Several additional insurance companies have agreed to waive higher-cost hurricane deductibles for coastal property owners in the wake of Tropical Storm Irene, Connecticut Gov. Dannel Malloy and Insurance Commissioner Thomas Leonardi announced Sept. 6.
"We are grateful that so many companies have stepped up do the right thing and we will continue our efforts with others in the industry," Malloy said in a press statement. "Certainly, what has been accomplished so far is gaining a much-needed financial break for many, but the long-term benefits of helping individuals put their lives back together are incalculable."
The move by insurers will save some Connecticut homeowners tens of thousands of dollars in out-of-pocket costs.
Connecticut is among 18 states and the District of Columbia that allow insurers write home insurance policies with hurricane deductibles, according to the Insurance Information Institute (III). Hurricane deductibles are expressed as a percentage of a home's insured value. For instance, a 2 percent hurricane deductible on a home insured for $300,000, would total $6,000.
Percentage deductibles range from 1 percent to 5 percent of a home's value, but hurricane deductibles may be even higher in some coastal areas, according to the III.
As of Sept. 6, 22 companies said they would waive the hurricane deductible in Connecticut.
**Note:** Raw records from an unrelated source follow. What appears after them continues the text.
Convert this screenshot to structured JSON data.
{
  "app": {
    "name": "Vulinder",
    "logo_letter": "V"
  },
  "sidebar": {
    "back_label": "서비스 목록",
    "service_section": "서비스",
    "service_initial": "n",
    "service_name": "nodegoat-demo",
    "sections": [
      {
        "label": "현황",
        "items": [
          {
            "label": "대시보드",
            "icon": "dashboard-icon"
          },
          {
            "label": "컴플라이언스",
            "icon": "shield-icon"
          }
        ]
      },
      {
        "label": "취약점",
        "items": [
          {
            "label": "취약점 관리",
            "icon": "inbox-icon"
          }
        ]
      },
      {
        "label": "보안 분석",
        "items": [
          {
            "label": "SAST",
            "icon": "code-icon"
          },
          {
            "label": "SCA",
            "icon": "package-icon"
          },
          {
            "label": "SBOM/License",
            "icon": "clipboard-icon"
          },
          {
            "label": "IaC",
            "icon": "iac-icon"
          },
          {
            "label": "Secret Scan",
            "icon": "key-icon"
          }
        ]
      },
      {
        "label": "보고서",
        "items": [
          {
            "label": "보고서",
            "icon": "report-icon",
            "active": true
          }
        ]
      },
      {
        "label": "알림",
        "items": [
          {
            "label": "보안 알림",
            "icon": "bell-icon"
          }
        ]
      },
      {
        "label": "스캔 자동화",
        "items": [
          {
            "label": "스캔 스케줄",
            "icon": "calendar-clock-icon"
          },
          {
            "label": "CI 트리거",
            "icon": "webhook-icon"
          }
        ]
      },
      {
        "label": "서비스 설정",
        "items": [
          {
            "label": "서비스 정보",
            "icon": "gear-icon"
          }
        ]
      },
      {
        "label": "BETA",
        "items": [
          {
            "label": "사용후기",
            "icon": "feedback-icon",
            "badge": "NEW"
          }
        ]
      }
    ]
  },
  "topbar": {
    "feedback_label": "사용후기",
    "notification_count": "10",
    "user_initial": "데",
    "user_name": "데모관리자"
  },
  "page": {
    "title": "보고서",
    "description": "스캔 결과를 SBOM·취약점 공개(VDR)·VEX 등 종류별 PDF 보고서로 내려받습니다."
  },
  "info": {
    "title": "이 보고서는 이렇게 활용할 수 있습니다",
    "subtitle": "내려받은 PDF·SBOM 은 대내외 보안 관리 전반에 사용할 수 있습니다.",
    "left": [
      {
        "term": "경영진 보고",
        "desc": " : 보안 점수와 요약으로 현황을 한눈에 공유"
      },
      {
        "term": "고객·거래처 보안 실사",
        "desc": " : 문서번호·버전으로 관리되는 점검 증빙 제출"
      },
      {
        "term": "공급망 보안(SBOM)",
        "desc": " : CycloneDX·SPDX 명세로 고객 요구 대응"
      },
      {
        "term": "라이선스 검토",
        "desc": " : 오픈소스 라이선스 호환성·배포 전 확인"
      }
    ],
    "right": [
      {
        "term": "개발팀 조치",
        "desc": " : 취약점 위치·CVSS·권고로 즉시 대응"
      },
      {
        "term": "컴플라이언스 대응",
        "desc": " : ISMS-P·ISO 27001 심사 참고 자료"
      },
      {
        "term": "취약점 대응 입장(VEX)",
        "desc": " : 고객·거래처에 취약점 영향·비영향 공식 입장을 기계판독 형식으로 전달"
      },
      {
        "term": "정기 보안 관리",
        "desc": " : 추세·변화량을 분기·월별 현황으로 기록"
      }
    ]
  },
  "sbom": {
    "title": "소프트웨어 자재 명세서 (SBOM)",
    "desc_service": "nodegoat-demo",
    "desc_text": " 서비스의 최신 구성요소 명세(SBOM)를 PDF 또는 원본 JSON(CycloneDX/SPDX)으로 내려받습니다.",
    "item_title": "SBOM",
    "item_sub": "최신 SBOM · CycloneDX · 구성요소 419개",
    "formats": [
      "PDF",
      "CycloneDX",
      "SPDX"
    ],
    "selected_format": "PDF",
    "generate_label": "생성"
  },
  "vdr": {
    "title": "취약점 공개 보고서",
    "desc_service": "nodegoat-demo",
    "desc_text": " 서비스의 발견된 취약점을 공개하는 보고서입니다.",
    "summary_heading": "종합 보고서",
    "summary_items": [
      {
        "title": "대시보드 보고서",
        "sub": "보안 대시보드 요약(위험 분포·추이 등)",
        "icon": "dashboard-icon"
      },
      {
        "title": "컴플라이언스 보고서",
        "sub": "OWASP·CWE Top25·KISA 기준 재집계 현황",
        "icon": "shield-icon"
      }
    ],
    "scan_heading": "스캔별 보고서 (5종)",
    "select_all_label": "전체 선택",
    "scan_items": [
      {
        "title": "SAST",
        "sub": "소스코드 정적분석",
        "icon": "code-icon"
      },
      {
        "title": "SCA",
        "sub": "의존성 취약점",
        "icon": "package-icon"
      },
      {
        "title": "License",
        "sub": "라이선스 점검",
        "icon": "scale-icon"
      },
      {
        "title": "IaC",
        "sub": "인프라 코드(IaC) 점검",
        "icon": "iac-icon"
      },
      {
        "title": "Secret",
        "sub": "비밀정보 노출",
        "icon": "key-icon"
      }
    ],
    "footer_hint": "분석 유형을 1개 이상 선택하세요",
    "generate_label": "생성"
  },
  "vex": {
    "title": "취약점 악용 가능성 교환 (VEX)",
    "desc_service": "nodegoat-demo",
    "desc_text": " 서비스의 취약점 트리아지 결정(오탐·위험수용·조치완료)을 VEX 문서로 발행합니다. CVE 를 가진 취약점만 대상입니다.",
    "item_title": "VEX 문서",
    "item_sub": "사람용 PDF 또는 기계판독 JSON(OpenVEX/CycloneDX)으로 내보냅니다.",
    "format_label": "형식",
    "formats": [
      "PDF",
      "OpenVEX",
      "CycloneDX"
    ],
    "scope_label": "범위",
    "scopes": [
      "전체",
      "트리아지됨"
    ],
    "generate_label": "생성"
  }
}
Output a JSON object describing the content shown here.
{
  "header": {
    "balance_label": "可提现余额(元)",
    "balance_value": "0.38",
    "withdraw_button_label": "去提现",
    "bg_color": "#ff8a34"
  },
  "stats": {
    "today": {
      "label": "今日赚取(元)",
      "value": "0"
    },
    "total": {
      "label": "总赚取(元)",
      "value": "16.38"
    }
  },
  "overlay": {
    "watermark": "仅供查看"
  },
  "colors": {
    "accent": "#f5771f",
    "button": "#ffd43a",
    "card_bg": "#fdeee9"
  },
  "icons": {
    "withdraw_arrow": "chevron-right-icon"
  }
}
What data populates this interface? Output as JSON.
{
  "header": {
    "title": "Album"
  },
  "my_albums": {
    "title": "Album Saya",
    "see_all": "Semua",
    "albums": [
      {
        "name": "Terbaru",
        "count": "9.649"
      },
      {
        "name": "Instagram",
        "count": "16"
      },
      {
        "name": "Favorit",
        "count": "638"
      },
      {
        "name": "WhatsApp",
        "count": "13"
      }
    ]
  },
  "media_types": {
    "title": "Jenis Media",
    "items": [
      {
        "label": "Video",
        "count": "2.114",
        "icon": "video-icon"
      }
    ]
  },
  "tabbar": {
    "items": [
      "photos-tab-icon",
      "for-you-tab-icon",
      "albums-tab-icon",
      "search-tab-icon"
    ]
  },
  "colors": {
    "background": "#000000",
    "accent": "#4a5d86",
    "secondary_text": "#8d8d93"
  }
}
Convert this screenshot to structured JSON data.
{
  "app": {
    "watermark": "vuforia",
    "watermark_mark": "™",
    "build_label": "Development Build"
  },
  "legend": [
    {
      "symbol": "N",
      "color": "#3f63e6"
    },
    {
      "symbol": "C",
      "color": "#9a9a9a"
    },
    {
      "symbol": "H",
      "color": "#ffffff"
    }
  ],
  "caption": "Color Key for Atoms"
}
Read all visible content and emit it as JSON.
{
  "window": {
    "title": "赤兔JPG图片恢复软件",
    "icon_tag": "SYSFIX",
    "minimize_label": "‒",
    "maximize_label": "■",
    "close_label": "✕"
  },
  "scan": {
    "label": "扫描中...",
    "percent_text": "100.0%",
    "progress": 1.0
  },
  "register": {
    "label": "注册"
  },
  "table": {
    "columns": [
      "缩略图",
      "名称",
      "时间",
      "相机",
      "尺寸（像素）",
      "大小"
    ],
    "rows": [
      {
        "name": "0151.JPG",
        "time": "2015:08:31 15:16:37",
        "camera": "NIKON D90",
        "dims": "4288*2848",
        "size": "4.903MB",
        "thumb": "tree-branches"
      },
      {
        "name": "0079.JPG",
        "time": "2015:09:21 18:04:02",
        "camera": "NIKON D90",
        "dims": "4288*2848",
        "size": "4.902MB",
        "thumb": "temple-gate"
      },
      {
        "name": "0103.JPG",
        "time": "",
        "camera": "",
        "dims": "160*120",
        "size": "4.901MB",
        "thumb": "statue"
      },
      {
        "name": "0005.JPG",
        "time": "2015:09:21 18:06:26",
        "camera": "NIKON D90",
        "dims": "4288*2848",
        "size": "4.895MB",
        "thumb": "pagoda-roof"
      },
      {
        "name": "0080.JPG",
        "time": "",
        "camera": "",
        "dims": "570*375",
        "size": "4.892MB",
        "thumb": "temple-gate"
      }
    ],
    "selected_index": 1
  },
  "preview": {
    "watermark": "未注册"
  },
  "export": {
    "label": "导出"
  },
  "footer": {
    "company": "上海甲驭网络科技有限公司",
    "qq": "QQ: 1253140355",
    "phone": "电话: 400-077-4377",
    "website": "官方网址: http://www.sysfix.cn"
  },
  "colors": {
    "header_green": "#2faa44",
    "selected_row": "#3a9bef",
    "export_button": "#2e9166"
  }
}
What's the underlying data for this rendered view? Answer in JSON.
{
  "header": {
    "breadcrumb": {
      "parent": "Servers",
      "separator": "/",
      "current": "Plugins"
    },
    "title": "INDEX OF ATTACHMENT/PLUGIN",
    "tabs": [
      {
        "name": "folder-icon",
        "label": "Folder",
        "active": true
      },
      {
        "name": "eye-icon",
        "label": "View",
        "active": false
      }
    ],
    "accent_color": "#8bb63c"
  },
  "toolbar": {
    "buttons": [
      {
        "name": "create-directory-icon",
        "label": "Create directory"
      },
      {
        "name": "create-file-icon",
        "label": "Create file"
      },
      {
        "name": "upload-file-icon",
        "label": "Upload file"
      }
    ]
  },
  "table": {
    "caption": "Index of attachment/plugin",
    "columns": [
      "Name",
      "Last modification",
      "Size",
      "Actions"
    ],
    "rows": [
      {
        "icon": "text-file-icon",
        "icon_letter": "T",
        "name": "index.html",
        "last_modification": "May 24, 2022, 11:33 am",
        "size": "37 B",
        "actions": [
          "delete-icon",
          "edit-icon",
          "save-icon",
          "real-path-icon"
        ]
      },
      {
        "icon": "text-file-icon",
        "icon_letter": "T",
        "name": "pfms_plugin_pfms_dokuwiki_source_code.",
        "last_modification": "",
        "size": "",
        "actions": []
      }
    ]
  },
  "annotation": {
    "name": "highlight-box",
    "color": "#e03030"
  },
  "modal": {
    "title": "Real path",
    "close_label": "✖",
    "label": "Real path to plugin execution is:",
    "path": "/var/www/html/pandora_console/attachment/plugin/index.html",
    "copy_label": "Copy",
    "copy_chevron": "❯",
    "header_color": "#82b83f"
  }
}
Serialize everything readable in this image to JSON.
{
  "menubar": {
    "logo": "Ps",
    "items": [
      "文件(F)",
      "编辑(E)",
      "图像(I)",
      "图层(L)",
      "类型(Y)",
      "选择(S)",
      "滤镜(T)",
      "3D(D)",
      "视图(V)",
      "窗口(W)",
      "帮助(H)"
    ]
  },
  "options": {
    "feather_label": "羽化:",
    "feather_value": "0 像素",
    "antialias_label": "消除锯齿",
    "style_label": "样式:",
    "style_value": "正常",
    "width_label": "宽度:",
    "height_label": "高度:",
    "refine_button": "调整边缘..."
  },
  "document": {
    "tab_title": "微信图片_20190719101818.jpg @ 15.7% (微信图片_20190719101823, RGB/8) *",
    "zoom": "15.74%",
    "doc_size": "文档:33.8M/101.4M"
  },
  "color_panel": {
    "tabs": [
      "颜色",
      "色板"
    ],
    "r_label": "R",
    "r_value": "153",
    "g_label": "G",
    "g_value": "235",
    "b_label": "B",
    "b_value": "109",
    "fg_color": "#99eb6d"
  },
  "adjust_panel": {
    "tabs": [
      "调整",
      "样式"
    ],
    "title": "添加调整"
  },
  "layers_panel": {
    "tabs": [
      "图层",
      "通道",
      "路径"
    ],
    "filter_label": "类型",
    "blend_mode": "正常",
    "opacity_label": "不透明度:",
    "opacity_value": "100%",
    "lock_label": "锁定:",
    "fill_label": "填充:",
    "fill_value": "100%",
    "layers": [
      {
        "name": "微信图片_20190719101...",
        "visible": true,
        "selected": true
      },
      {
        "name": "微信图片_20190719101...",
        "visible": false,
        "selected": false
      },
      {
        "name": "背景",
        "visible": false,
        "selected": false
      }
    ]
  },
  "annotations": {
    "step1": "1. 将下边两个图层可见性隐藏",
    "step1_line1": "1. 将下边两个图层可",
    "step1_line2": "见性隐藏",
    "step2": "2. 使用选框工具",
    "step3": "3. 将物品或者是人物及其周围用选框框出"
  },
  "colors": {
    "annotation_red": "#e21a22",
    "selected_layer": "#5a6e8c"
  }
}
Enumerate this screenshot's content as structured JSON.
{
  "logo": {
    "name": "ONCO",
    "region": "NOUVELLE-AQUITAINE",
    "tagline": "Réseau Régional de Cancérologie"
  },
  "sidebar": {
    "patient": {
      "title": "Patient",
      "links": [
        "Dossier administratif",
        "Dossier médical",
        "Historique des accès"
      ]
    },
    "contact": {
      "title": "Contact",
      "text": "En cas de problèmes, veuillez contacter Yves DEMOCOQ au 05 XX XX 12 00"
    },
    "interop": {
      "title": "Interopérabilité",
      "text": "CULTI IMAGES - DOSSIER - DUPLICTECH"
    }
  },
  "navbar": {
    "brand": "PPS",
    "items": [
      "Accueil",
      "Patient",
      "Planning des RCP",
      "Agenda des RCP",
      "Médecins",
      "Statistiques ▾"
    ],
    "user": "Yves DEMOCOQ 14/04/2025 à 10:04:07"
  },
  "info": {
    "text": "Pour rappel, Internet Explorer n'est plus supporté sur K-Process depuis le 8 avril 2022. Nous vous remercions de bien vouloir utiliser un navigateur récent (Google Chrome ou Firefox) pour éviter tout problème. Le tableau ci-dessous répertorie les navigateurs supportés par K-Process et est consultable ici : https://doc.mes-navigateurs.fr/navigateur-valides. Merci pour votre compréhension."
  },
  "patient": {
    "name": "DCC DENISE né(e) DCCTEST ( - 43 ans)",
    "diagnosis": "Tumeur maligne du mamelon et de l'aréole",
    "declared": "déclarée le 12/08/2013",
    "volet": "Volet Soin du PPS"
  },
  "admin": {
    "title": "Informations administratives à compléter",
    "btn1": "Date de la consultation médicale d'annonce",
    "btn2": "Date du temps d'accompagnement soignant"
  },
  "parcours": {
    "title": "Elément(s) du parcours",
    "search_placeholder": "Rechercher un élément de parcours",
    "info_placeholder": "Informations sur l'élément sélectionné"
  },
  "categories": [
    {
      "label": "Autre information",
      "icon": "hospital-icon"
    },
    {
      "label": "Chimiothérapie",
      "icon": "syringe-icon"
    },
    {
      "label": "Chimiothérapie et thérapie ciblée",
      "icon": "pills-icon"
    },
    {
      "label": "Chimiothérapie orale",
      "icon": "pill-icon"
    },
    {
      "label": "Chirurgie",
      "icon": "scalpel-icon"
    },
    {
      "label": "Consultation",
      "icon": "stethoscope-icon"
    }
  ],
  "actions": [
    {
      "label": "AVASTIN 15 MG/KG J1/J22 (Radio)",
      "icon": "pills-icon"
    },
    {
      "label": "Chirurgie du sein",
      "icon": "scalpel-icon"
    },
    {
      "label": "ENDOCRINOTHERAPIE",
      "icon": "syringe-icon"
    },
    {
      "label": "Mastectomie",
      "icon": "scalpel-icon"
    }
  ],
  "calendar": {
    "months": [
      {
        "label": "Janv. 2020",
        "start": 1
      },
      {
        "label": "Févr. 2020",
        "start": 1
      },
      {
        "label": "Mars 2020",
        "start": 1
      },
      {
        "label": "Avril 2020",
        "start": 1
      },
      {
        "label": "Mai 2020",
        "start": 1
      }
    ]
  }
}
They include ACE, Allstate, Bunker Hill, Connecticut FAIR Plan, Farm Family, Farmers Insurance, Fidelity National, Fireman's Fund, Hartford, Liberty Mutual, MetLife, MiddleOak, New London County Mutual, Privilege Underwriters Reciprocal Exchange, Quincy Mutual Fire Insurance co., Safeco, Tower, Travelers, Utica National, Utica First, Universal North America and Vermont Mutual.